▶ [RECORDS FOR THIS TASK]:
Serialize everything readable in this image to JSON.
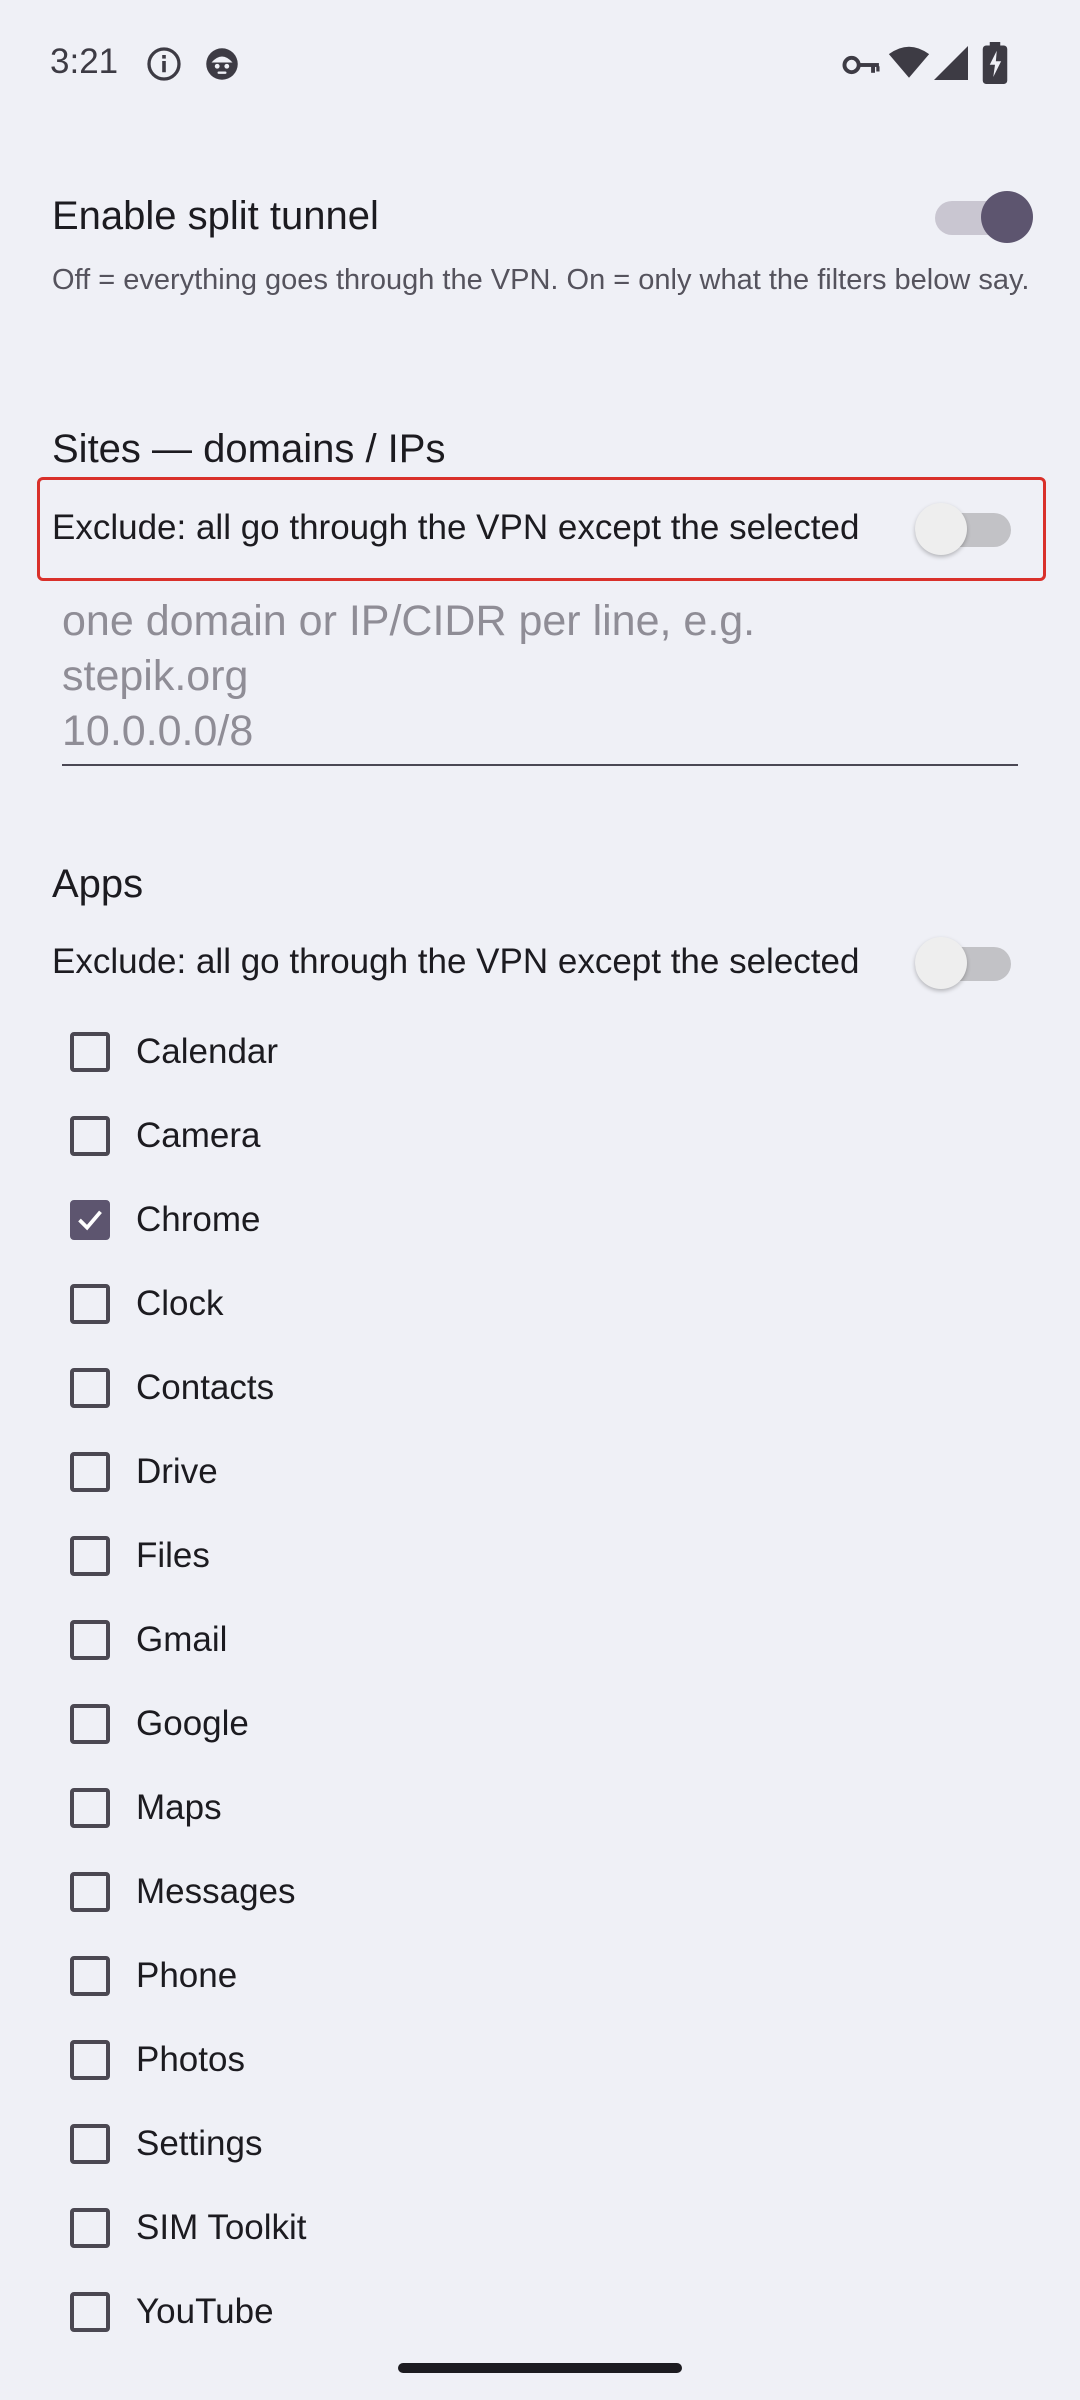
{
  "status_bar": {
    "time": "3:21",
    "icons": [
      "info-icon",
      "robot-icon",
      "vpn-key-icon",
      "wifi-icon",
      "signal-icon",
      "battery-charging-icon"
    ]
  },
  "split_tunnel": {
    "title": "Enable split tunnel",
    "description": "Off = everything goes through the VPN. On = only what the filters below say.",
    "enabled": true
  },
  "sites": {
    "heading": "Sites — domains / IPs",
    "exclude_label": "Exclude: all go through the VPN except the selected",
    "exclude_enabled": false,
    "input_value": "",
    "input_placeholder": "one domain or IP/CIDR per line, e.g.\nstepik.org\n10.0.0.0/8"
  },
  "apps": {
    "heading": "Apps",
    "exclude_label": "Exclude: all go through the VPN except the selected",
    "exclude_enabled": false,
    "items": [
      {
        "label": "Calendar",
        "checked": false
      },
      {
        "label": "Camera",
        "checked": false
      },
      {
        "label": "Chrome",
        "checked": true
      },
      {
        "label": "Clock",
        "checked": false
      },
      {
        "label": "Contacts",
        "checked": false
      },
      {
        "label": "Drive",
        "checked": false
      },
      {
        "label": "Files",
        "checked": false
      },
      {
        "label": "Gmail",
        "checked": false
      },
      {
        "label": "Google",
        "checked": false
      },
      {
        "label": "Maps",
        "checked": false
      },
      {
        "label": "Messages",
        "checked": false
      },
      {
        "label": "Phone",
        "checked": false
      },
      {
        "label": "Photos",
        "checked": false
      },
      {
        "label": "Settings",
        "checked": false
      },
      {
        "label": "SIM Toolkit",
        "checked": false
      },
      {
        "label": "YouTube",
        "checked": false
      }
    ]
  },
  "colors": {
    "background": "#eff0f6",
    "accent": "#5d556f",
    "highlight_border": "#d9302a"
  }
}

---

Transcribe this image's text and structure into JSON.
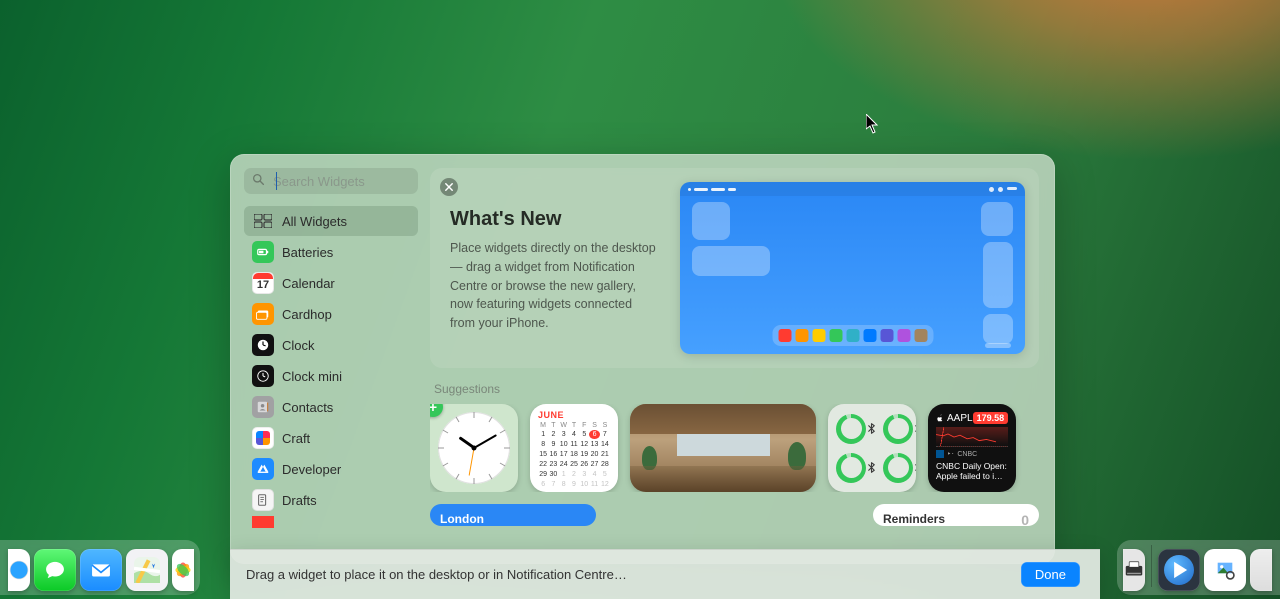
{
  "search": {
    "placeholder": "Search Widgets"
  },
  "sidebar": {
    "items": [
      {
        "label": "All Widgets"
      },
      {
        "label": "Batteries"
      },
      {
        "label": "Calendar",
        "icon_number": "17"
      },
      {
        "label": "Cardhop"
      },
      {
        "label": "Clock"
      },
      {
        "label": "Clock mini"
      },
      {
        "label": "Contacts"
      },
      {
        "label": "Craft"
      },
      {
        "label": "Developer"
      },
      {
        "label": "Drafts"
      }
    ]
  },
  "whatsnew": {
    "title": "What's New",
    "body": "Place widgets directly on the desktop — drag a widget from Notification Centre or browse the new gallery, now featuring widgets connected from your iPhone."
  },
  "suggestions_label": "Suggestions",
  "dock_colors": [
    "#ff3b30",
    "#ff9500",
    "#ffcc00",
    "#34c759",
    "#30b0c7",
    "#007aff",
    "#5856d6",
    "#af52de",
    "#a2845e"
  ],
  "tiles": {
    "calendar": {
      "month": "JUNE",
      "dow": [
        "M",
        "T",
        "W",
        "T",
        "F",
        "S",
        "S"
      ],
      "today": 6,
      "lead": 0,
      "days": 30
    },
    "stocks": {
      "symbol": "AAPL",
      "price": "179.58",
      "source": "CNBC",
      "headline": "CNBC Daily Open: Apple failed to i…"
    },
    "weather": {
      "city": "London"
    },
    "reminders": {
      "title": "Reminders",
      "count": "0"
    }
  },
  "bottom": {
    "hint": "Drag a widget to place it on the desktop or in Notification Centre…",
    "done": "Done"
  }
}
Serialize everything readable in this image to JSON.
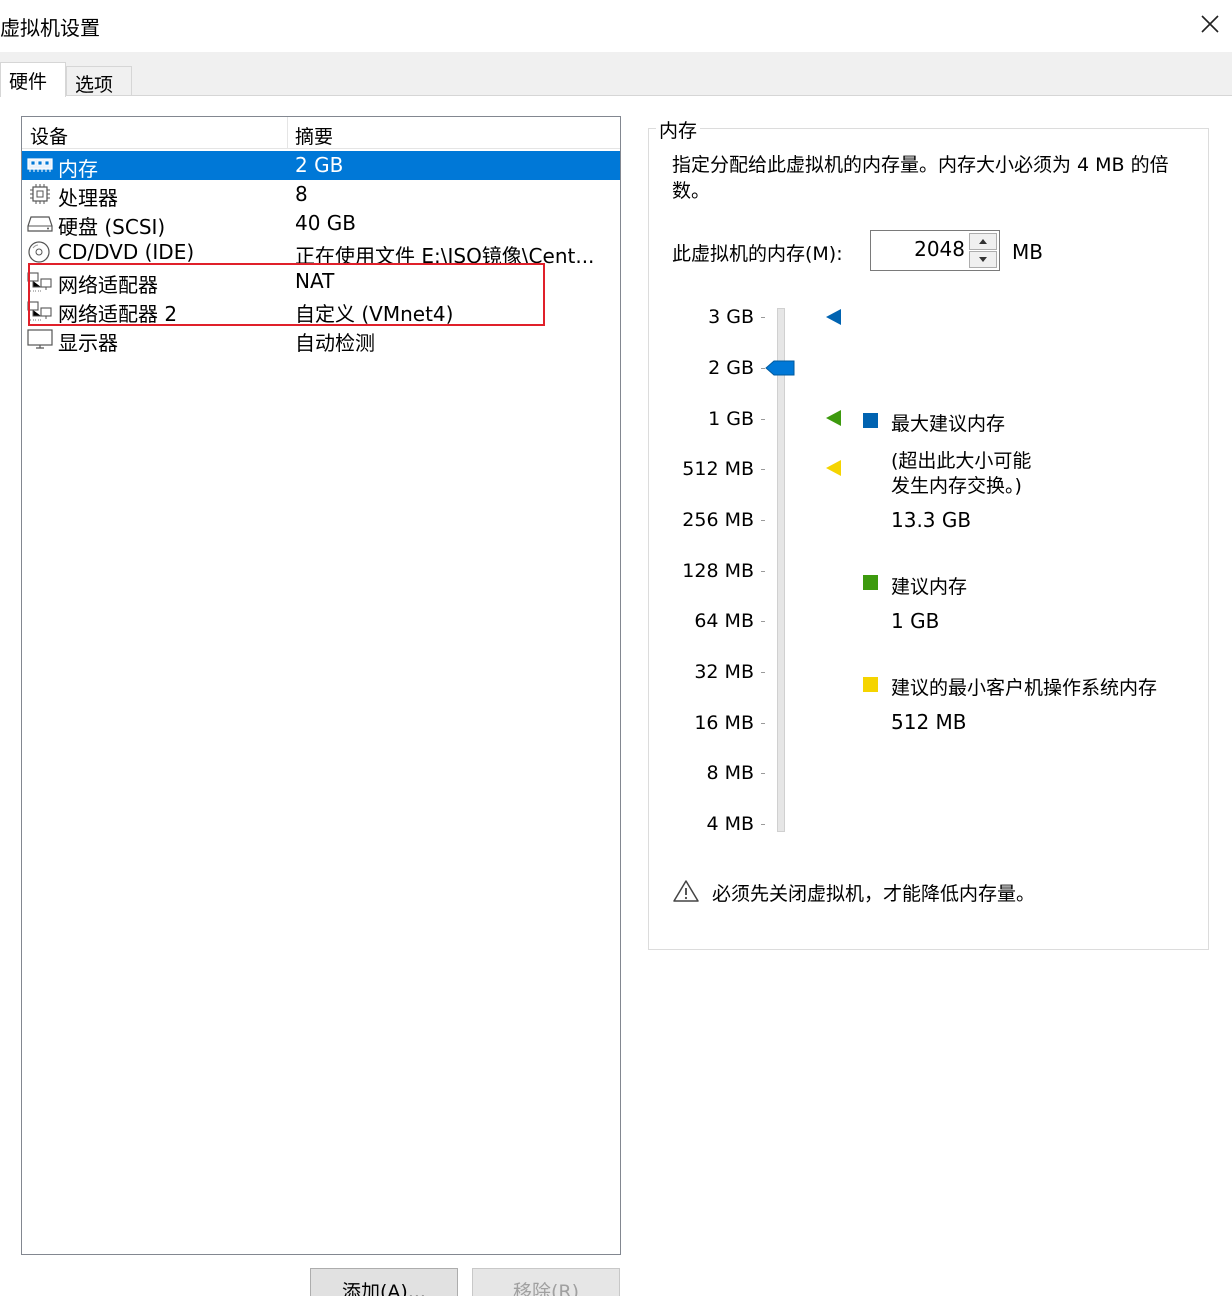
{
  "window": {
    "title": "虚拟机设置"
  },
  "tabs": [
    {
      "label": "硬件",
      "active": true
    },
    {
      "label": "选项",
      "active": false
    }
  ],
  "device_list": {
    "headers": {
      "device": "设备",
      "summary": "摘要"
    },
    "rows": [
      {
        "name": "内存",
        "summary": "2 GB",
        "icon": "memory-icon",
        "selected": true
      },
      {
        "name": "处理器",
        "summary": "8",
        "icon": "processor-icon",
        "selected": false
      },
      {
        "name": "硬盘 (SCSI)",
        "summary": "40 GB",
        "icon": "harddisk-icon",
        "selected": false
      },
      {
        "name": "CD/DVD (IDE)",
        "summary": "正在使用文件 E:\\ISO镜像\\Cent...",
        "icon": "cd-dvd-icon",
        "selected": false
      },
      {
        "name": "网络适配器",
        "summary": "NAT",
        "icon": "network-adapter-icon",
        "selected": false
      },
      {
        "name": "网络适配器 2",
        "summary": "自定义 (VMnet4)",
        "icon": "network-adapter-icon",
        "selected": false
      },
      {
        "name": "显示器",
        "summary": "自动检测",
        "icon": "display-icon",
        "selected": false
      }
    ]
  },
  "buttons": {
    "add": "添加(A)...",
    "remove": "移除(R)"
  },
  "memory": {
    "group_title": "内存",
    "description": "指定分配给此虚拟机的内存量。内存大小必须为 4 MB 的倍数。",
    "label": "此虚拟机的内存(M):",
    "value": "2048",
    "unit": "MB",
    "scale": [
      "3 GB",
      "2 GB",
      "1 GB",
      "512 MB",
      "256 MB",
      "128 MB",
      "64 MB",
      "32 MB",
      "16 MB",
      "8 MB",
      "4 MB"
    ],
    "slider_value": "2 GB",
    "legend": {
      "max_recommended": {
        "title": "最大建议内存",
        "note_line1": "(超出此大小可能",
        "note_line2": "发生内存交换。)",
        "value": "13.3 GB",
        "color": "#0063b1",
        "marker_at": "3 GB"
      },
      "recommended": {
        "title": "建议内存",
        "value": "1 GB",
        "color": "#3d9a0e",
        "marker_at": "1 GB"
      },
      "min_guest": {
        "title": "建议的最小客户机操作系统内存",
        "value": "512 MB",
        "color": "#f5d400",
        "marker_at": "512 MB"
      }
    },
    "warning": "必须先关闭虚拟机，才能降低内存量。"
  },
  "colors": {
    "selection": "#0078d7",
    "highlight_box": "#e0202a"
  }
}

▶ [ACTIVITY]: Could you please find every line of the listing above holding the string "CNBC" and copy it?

▶ [RESPONSE AREA]:
      "source": "CNBC",
      "headline": "CNBC Daily Open: Apple failed to i…"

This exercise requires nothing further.